- _What you should do_
Every line containing the word "joining" is to be copied from the data below.

[Entries from a dataset of interfaces]

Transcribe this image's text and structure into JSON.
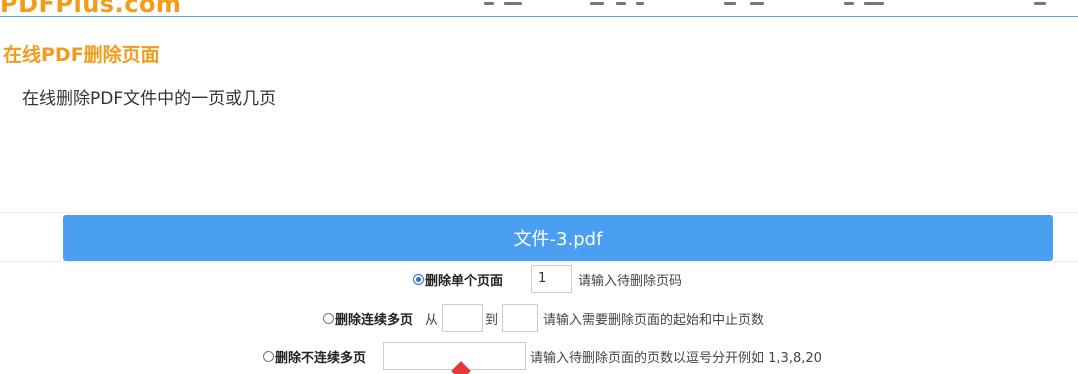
{
  "header": {
    "logo": "PDFPlus.com"
  },
  "page": {
    "title": "在线PDF删除页面",
    "subtitle": "在线删除PDF文件中的一页或几页"
  },
  "file": {
    "name": "文件-3.pdf"
  },
  "options": {
    "single": {
      "label": "删除单个页面",
      "value": "1",
      "hint": "请输入待删除页码",
      "checked": true
    },
    "range": {
      "label": "删除连续多页",
      "from_label": "从",
      "to_label": "到",
      "from_value": "",
      "to_value": "",
      "hint": "请输入需要删除页面的起始和中止页数",
      "checked": false
    },
    "list": {
      "label": "删除不连续多页",
      "value": "",
      "hint": "请输入待删除页面的页数以逗号分开例如 1,3,8,20",
      "checked": false
    }
  },
  "colors": {
    "accent": "#f39b1a",
    "file_bar": "#4a9ff0"
  }
}
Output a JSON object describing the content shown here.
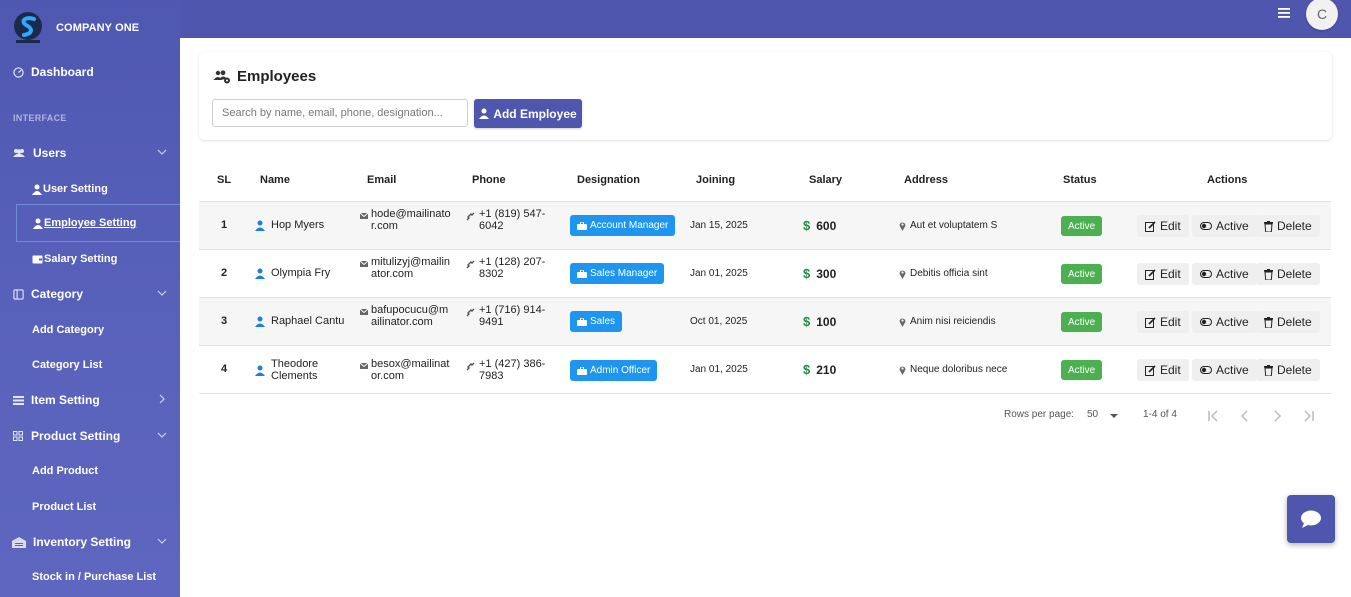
{
  "brand": {
    "name": "COMPANY ONE"
  },
  "sidebar": {
    "dashboard": "Dashboard",
    "section": "INTERFACE",
    "users": "Users",
    "user_setting": "User Setting",
    "employee_setting": "Employee Setting",
    "salary_setting": "Salary Setting",
    "category": "Category",
    "add_category": "Add Category",
    "category_list": "Category List",
    "item_setting": "Item Setting",
    "product_setting": "Product Setting",
    "add_product": "Add Product",
    "product_list": "Product List",
    "inventory_setting": "Inventory Setting",
    "stock_in": "Stock in / Purchase List"
  },
  "topbar": {
    "avatar_letter": "C"
  },
  "page": {
    "title": "Employees",
    "search_placeholder": "Search by name, email, phone, designation...",
    "add_button": "Add Employee"
  },
  "table": {
    "headers": {
      "sl": "SL",
      "name": "Name",
      "email": "Email",
      "phone": "Phone",
      "designation": "Designation",
      "joining": "Joining",
      "salary": "Salary",
      "address": "Address",
      "status": "Status",
      "actions": "Actions"
    },
    "currency": "$",
    "actions": {
      "edit": "Edit",
      "active": "Active",
      "delete": "Delete"
    },
    "rows": [
      {
        "sl": "1",
        "name": "Hop Myers",
        "email_l1": "hode@mailinato",
        "email_l2": "r.com",
        "phone_l1": "+1 (819) 547-",
        "phone_l2": "6042",
        "designation": "Account Manager",
        "joining": "Jan 15, 2025",
        "salary": "600",
        "address": "Aut et voluptatem S",
        "status": "Active"
      },
      {
        "sl": "2",
        "name": "Olympia Fry",
        "email_l1": "mitulizyj@mailin",
        "email_l2": "ator.com",
        "phone_l1": "+1 (128) 207-",
        "phone_l2": "8302",
        "designation": "Sales Manager",
        "joining": "Jan 01, 2025",
        "salary": "300",
        "address": "Debitis officia sint",
        "status": "Active"
      },
      {
        "sl": "3",
        "name": "Raphael Cantu",
        "email_l1": "bafupocucu@m",
        "email_l2": "ailinator.com",
        "phone_l1": "+1 (716) 914-",
        "phone_l2": "9491",
        "designation": "Sales",
        "joining": "Oct 01, 2025",
        "salary": "100",
        "address": "Anim nisi reiciendis",
        "status": "Active"
      },
      {
        "sl": "4",
        "name_l1": "Theodore",
        "name_l2": "Clements",
        "email_l1": "besox@mailinat",
        "email_l2": "or.com",
        "phone_l1": "+1 (427) 386-",
        "phone_l2": "7983",
        "designation": "Admin Officer",
        "joining": "Jan 01, 2025",
        "salary": "210",
        "address": "Neque doloribus nece",
        "status": "Active"
      }
    ]
  },
  "pagination": {
    "rows_per_page_label": "Rows per page:",
    "rows_per_page": "50",
    "range": "1-4 of 4"
  },
  "colors": {
    "primary": "#4f56ad",
    "info": "#1e96ef",
    "success": "#4caf50"
  }
}
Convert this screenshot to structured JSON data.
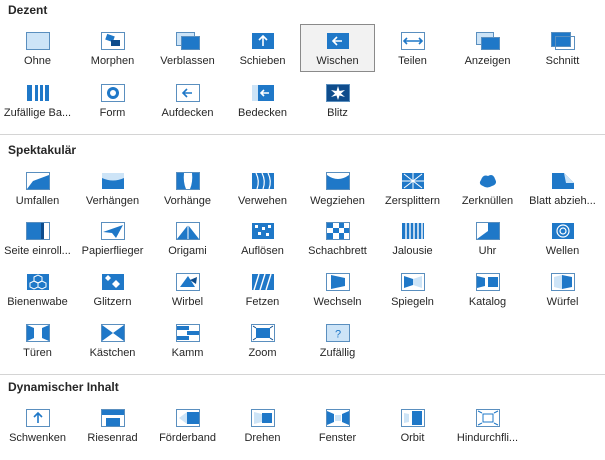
{
  "colors": {
    "accent": "#1f78c8",
    "light": "#cde4f7",
    "dark": "#0e4c8c",
    "frame": "#5a8fbf"
  },
  "sections": [
    {
      "title": "Dezent",
      "rows": [
        [
          {
            "label": "Ohne",
            "icon": "ohne-icon"
          },
          {
            "label": "Morphen",
            "icon": "morphen-icon"
          },
          {
            "label": "Verblassen",
            "icon": "verblassen-icon"
          },
          {
            "label": "Schieben",
            "icon": "schieben-icon"
          },
          {
            "label": "Wischen",
            "icon": "wischen-icon",
            "selected": true
          },
          {
            "label": "Teilen",
            "icon": "teilen-icon"
          },
          {
            "label": "Anzeigen",
            "icon": "anzeigen-icon"
          },
          {
            "label": "Schnitt",
            "icon": "schnitt-icon"
          }
        ],
        [
          {
            "label": "Zufällige Ba...",
            "icon": "zufaellige-balken-icon"
          },
          {
            "label": "Form",
            "icon": "form-icon"
          },
          {
            "label": "Aufdecken",
            "icon": "aufdecken-icon"
          },
          {
            "label": "Bedecken",
            "icon": "bedecken-icon"
          },
          {
            "label": "Blitz",
            "icon": "blitz-icon"
          }
        ]
      ]
    },
    {
      "title": "Spektakulär",
      "rows": [
        [
          {
            "label": "Umfallen",
            "icon": "umfallen-icon"
          },
          {
            "label": "Verhängen",
            "icon": "verhaengen-icon"
          },
          {
            "label": "Vorhänge",
            "icon": "vorhaenge-icon"
          },
          {
            "label": "Verwehen",
            "icon": "verwehen-icon"
          },
          {
            "label": "Wegziehen",
            "icon": "wegziehen-icon"
          },
          {
            "label": "Zersplittern",
            "icon": "zersplittern-icon"
          },
          {
            "label": "Zerknüllen",
            "icon": "zerknuellen-icon"
          },
          {
            "label": "Blatt abzieh...",
            "icon": "blatt-abziehen-icon"
          }
        ],
        [
          {
            "label": "Seite einroll...",
            "icon": "seite-einrollen-icon"
          },
          {
            "label": "Papierflieger",
            "icon": "papierflieger-icon"
          },
          {
            "label": "Origami",
            "icon": "origami-icon"
          },
          {
            "label": "Auflösen",
            "icon": "aufloesen-icon"
          },
          {
            "label": "Schachbrett",
            "icon": "schachbrett-icon"
          },
          {
            "label": "Jalousie",
            "icon": "jalousie-icon"
          },
          {
            "label": "Uhr",
            "icon": "uhr-icon"
          },
          {
            "label": "Wellen",
            "icon": "wellen-icon"
          }
        ],
        [
          {
            "label": "Bienenwabe",
            "icon": "bienenwabe-icon"
          },
          {
            "label": "Glitzern",
            "icon": "glitzern-icon"
          },
          {
            "label": "Wirbel",
            "icon": "wirbel-icon"
          },
          {
            "label": "Fetzen",
            "icon": "fetzen-icon"
          },
          {
            "label": "Wechseln",
            "icon": "wechseln-icon"
          },
          {
            "label": "Spiegeln",
            "icon": "spiegeln-icon"
          },
          {
            "label": "Katalog",
            "icon": "katalog-icon"
          },
          {
            "label": "Würfel",
            "icon": "wuerfel-icon"
          }
        ],
        [
          {
            "label": "Türen",
            "icon": "tueren-icon"
          },
          {
            "label": "Kästchen",
            "icon": "kaestchen-icon"
          },
          {
            "label": "Kamm",
            "icon": "kamm-icon"
          },
          {
            "label": "Zoom",
            "icon": "zoom-icon"
          },
          {
            "label": "Zufällig",
            "icon": "zufaellig-icon"
          }
        ]
      ]
    },
    {
      "title": "Dynamischer Inhalt",
      "rows": [
        [
          {
            "label": "Schwenken",
            "icon": "schwenken-icon"
          },
          {
            "label": "Riesenrad",
            "icon": "riesenrad-icon"
          },
          {
            "label": "Förderband",
            "icon": "foerderband-icon"
          },
          {
            "label": "Drehen",
            "icon": "drehen-icon"
          },
          {
            "label": "Fenster",
            "icon": "fenster-icon"
          },
          {
            "label": "Orbit",
            "icon": "orbit-icon"
          },
          {
            "label": "Hindurchfli...",
            "icon": "hindurchfliegen-icon"
          }
        ]
      ]
    }
  ]
}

- _Task output_
      "joining": "Joining",
        "joining": "Jan 15, 2025",
        "joining": "Jan 01, 2025",
        "joining": "Oct 01, 2025",
        "joining": "Jan 01, 2025",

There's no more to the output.